Like the American Kestrel Partnership, Biles is ever-looking towards the future, particularly around upgraded tracking technology that would allow her to download data off the tracking devices without the need to capture the birds. "I am extremely excited about the possibility of using GPS/VHF tags. They would solve a lot of our problems," says Biles. "If you get within 200 meters of the tracker, you can download the data remotely.” As one would expect, these units are more expensive at $1200 each. With luck, enough supportive donors will contribute to her research to make this a possibility. Despite wanting to retrieve the data more easily, Biles makes it clear that capturing the kestrels again is not without its merits. “If you capture the kestrels again, you can take measurements to see if their body conditions change.”
It is clear that for Biles, her interest in studying American Kestrel migration and overwinter survival is not waning, “We’ve done four winters now, and I’ll be doing the fifth. I’m also hoping to do my post-doc for another two years!” She is also hoping that the next generation of students will follow in her wake. “We’re looking to get other graduate students into the program. We are hoping this will be a 10-year-long study on survival. Long-term datasets are surprisingly rare." Biles is also looking to contribute her data to more significant efforts that bring awareness to the migration of American Kestrels and the threats they face, and she expects to share her tracking data with Audubon’s Migratory Bird Initiative after next winter.
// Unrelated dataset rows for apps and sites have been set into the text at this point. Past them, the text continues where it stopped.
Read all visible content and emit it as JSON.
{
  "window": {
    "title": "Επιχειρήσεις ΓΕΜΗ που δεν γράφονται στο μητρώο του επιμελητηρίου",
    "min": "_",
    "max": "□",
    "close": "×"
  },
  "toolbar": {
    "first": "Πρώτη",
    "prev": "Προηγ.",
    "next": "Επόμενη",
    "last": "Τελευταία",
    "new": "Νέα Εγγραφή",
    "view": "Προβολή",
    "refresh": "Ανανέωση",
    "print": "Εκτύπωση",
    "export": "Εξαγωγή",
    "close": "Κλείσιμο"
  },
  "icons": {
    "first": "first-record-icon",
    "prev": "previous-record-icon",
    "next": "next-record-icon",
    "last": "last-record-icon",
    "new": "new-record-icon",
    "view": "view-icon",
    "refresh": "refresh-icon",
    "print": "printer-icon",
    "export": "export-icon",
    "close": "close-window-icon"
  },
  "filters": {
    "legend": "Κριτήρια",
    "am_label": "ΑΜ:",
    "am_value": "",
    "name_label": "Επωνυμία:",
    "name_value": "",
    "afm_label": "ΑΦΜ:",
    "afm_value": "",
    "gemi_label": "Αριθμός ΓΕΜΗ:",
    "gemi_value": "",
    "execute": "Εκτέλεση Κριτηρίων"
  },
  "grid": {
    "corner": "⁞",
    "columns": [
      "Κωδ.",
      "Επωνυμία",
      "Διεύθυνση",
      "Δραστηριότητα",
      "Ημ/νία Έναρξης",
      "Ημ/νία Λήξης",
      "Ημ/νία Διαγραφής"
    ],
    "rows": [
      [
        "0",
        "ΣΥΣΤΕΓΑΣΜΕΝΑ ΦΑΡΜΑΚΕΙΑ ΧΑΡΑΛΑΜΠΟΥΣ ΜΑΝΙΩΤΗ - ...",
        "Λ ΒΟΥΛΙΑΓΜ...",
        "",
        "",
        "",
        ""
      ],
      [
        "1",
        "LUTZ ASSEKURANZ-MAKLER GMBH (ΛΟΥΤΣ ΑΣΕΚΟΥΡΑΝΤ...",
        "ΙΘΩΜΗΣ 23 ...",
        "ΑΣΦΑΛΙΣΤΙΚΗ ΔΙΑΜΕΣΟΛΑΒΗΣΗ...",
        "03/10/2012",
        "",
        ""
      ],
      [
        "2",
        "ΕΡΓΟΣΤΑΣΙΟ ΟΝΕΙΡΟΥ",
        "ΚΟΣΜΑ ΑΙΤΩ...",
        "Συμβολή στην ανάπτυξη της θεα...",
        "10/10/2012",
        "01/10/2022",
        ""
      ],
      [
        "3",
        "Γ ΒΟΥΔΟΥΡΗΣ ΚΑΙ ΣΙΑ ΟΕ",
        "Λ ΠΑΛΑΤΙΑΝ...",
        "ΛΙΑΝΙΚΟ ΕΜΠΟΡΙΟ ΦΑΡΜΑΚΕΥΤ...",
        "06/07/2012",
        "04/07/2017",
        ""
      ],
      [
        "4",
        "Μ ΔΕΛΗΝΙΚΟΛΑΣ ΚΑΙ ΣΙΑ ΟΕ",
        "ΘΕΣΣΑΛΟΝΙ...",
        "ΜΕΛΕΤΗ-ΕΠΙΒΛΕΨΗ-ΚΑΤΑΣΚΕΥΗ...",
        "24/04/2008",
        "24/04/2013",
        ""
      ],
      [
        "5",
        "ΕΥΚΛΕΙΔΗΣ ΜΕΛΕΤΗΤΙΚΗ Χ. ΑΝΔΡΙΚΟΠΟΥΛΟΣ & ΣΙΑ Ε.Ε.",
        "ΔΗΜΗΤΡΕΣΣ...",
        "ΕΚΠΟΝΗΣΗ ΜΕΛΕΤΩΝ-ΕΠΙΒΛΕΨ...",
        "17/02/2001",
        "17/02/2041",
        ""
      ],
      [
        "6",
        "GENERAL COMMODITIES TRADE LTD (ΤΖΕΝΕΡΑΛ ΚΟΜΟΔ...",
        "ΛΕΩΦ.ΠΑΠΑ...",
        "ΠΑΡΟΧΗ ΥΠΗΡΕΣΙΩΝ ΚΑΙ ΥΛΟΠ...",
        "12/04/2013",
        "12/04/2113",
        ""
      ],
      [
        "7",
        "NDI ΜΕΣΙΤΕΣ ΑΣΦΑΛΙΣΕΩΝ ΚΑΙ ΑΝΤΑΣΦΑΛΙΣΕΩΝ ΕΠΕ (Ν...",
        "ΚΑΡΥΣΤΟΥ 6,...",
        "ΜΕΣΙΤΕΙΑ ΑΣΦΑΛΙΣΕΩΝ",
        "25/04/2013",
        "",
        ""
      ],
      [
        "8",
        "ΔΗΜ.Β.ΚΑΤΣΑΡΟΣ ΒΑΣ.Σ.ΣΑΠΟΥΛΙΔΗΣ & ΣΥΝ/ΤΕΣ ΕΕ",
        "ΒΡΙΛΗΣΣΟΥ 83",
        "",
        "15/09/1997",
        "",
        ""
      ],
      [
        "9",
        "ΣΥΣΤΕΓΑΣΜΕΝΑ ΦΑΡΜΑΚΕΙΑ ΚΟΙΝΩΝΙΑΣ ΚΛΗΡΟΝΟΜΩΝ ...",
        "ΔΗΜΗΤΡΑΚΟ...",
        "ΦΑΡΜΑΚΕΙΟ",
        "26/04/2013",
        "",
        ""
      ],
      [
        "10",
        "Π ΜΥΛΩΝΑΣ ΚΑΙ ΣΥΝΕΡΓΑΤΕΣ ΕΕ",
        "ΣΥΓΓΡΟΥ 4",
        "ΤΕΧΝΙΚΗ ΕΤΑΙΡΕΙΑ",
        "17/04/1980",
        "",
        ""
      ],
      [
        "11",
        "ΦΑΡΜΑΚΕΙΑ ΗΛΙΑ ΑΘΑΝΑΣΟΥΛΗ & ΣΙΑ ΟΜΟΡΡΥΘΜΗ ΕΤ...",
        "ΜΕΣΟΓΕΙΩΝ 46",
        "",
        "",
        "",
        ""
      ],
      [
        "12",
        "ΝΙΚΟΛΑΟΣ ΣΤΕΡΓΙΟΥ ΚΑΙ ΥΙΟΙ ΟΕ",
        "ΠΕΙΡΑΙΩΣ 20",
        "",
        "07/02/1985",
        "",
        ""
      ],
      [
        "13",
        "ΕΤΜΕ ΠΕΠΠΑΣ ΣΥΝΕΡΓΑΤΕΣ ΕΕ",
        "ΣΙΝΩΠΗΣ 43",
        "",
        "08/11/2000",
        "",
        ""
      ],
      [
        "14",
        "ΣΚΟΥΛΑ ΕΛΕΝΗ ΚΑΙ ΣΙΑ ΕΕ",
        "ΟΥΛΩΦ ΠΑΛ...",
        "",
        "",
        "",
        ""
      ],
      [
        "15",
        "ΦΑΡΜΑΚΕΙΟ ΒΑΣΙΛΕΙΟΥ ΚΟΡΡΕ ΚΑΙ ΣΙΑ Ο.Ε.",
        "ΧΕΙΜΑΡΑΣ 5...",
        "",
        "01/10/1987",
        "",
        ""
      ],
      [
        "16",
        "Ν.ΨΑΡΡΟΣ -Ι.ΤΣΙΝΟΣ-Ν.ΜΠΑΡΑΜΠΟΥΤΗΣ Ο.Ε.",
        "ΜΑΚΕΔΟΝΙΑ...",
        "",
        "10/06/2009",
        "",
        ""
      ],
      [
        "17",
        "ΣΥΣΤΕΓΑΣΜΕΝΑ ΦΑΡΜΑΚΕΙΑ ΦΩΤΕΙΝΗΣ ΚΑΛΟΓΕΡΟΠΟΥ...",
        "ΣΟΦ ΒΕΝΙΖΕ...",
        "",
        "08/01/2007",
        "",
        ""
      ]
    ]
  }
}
For Schulwitz and the American Kestrel Partnership, once Biles’ study is replicated elsewhere, she hopes to draw upon the Audubon network for support. "For Kelsey's work, she had a small team of student assistants. However, if we can replicate these studies elsewhere, to get a unified look across multiple areas across the kestrel's range, we need volunteers to help. I would love to have Audubon's members be a part of that."
Read more: audubon.org